Despite the tireless efforts of emergency managers, the best possible planning, the highest level of preparedness, an individual, household, community or city is never totally ready when a large earthquake strikes.
The apparent randomness of an earthquake and the vast, almost inconceivable, length of geological time mean quakes are rarely uppermost in the mind. The probability of one happening right now, as you read this, is very small indeed.
But, as history and the experiences of other New Zealanders tell us, they do occur, they do cause a lot of damage and, in the worst instances, they kill people and leave populations stressed, anxious and coping with much physical and mental trauma.
It could be in the middle of the night, or a wet Tuesday afternoon, or just as you are dropping the children at school, or in the middle of Christmas dinner. Any time you are not expecting it.
New Zealand’s location on the Pacific “ring of fire” ensures we have an active and fiery geology. Most in the South appreciate that earthquakes are a risk around the country, but, as Dunedin sits in what has been a relatively quiet corner of the South Island for seismic events in recent centuries, some southerners believe a major shake here is unlikely in their lifetimes.
In recent years, scientists and council and civil defence experts have done a lot to inform Otago folk of the dangers of a large earthquake from the Alpine Fault — the more than 650km-long split in the Earth’s crust visible from space, which runs down the western side of the Southern Alps from Marlborough to Milford Sound.

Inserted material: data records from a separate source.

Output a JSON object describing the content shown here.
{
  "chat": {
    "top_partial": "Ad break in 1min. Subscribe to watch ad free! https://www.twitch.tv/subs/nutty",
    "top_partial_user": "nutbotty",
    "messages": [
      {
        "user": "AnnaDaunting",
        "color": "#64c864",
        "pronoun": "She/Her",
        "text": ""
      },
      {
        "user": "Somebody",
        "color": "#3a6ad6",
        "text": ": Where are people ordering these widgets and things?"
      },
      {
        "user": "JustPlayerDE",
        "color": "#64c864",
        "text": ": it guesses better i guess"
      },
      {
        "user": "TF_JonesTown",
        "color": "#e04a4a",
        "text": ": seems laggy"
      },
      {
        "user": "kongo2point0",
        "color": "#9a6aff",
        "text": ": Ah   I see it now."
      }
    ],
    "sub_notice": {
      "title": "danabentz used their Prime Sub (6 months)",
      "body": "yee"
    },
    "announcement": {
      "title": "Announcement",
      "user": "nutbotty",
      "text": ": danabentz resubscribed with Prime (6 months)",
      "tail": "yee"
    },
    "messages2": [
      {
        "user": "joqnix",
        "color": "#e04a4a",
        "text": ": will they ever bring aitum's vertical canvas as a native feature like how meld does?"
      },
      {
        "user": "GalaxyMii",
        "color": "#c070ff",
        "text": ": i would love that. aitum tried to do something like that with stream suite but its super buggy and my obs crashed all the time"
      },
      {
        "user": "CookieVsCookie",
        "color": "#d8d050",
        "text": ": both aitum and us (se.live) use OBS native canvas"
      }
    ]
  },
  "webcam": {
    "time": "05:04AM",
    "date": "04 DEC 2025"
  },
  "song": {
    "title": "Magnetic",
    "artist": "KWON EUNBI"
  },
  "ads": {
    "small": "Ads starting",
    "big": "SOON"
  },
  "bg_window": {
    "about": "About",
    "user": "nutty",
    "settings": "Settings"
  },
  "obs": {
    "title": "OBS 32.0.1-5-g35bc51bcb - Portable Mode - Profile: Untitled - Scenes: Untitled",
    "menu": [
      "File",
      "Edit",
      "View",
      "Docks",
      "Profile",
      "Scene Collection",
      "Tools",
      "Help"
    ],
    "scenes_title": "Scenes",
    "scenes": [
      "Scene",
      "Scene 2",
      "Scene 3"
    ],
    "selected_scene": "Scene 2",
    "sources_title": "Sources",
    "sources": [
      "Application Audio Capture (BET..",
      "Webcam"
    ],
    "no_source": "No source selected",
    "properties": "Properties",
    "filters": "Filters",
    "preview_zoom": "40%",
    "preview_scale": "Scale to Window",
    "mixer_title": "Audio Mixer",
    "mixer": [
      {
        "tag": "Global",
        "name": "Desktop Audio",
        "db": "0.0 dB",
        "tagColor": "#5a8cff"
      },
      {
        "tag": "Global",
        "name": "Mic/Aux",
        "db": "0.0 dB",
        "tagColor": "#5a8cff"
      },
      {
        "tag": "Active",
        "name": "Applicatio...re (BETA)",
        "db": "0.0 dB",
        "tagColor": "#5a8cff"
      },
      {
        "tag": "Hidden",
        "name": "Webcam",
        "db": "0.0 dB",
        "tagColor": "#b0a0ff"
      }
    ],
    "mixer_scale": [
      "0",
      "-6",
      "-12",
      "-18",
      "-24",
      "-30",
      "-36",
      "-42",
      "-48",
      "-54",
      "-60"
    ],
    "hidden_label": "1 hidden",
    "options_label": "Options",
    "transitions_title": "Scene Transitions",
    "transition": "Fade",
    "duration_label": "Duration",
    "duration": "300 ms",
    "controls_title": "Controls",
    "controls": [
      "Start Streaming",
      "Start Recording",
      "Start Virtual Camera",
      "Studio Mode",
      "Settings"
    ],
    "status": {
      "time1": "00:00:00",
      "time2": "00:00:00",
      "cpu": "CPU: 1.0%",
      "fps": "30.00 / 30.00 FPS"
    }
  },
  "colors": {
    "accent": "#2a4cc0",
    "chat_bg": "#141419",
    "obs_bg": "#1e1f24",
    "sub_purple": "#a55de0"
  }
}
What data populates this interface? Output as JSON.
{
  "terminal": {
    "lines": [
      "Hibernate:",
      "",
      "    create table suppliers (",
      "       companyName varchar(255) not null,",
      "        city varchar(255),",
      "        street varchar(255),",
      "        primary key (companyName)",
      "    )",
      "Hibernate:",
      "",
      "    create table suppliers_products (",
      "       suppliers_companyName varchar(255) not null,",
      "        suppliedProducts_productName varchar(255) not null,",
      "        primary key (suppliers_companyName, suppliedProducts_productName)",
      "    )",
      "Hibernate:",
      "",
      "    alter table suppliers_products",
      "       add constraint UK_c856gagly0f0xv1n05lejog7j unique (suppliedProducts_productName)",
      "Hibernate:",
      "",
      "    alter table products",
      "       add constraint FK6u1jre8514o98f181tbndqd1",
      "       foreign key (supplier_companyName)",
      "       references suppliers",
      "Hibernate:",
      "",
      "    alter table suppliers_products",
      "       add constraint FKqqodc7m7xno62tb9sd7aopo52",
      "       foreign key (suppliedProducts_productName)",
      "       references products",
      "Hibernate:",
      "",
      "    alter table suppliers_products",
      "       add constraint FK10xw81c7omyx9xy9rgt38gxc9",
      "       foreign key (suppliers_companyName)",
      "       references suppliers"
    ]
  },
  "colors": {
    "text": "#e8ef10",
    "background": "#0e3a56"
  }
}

A significant rupture on this boundary between the Pacific and Australian plates is likely to generate a powerful earthquake of between magnitude 8.0 and 8.2. This will potentially be disastrous for parts of the West Coast and also cause a huge amount of damage in western Otago, particularly in Queenstown and Wanaka.
Scientists believe it is possible this great quake will occur sometime in the next 30 to 50 years. Quite how it will affect Dunedin is uncertain — the city’s distance from the Alpine Fault and the quake’s epicentre may spare Dunedin from the worst of the violent shaking, although several minutes of rolling motion could destabilise hill slopes and generate liquefaction in the ground under parts of the city.
While efforts to make more people aware of the dangers of the slumbering Alpine Fault are to be applauded, that geological feature may not actually pose the biggest seismic threat to Dunedin in the coming decades or centuries.
Science now tells us there are several faults, considered active or potentially active, within 50km of Dunedin, some coming as close as 5km from the central city.
Three of these — the Akatore, Titri and Hyde faults — could generate quakes in excess of magnitude 7.0. A new find, the Kaikorai Fault in the valley of the same name, might also be active and could cause a quake in the high magnitude 6 range.
We saw what happened in Christchurch in the 2010 and 2011 earthquakes, and Dunedin could well one day go through a similarly awful experience.
So much of the city’s reputation and economy is based on tourism and heritage, and what might a major local earthquake mean for that?